* On the other end of the defensive spectrum, Marcus Semien had his throwing error on Tuesday night changed to an error on first baseman Max Muncy. But Semien then made another high throw in the eighth inning Wednesday, and this time there was no doubt of the scoring. Semien’s 11th error, which leads the majors, also led to the Red Sox adding an insurance run off Evan Scribner in the eighth.
If you missed it, infield coach Mike Gallego talked to The Bee at length yesterday about Semien’s error total and the work they’ve done with the young shortstop on his throwing. Semien has a habit of not throwing over the top, which creates lateral movement on his throws, and the A’s have worked with him to correct that.
Wednesday, though, Semien ranged to his backhand for a Dustin Pedroia grounder in the hole and had to set quickly and throw off his back foot. The throw sailed way above first baseman Mark Canha, and Nava scored from second base on the play.
Semien called it "one bad throw," and said after the game there’s no real link between his errors this season. "There’s been relay plays, there’s been plays in the hole, there’s been all different kinds of plays," he said. "My focus just needs to be on hitting that guy in the chest, and just work harder to do this."
The error was the A’s 36th in 36 games, and it extended their streak of consecutive games with at least one error to 11. It has Melvin puzzled.
"If you look at our games, we make some errors, but we make some great plays on top of it," he said. "So it’s not like we’re a wholesale bad defensive team -- we’re just not very timely in it."
* The A’s still have yet to win a series at home. They’re off Thursday before the Chicago White Sox arrive for a three-game series beginning Friday.

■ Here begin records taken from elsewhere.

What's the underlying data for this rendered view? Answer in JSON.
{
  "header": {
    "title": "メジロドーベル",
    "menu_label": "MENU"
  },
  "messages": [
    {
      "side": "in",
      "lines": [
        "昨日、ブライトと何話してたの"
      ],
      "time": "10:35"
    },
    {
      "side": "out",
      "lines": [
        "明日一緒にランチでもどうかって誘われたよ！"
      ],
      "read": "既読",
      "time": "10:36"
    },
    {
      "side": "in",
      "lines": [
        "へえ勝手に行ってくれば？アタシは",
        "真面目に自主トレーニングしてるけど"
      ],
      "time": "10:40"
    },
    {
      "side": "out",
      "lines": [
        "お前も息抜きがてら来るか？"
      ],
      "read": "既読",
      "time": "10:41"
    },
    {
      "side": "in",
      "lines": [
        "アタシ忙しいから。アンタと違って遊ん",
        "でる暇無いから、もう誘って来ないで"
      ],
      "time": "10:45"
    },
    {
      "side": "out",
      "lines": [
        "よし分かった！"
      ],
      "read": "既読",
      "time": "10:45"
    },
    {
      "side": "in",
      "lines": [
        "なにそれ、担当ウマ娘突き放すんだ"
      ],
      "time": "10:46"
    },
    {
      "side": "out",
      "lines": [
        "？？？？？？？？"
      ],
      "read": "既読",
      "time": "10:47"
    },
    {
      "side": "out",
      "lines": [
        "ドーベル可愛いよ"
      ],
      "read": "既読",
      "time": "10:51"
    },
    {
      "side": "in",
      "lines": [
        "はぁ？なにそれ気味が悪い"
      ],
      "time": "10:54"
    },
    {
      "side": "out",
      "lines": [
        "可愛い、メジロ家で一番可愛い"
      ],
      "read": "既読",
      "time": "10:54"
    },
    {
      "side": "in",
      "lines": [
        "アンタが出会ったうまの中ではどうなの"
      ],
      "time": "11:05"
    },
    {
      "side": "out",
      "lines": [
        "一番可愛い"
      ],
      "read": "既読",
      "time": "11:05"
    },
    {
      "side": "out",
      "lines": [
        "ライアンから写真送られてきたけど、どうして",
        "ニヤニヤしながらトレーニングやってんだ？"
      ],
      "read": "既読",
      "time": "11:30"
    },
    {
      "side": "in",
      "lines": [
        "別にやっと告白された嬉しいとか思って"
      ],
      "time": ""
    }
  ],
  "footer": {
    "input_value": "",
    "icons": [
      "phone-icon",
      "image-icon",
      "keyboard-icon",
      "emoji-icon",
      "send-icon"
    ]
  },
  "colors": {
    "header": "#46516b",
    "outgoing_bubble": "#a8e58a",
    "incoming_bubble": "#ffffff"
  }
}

The pitching probables:
Friday: RHP Jesse Hahn (1-3, 4.73) vs. RHP Hector Noesi (0-3, 6.06)
Saturday: RHP Jesse Chavez (1-3, 2.56) vs. LHP John Danks (1-3, 5.12)
Sunday: LHP Scott Kazmir (2-1, 2.78) vs. RHP Jeff Samardzija (2-2, 4.80)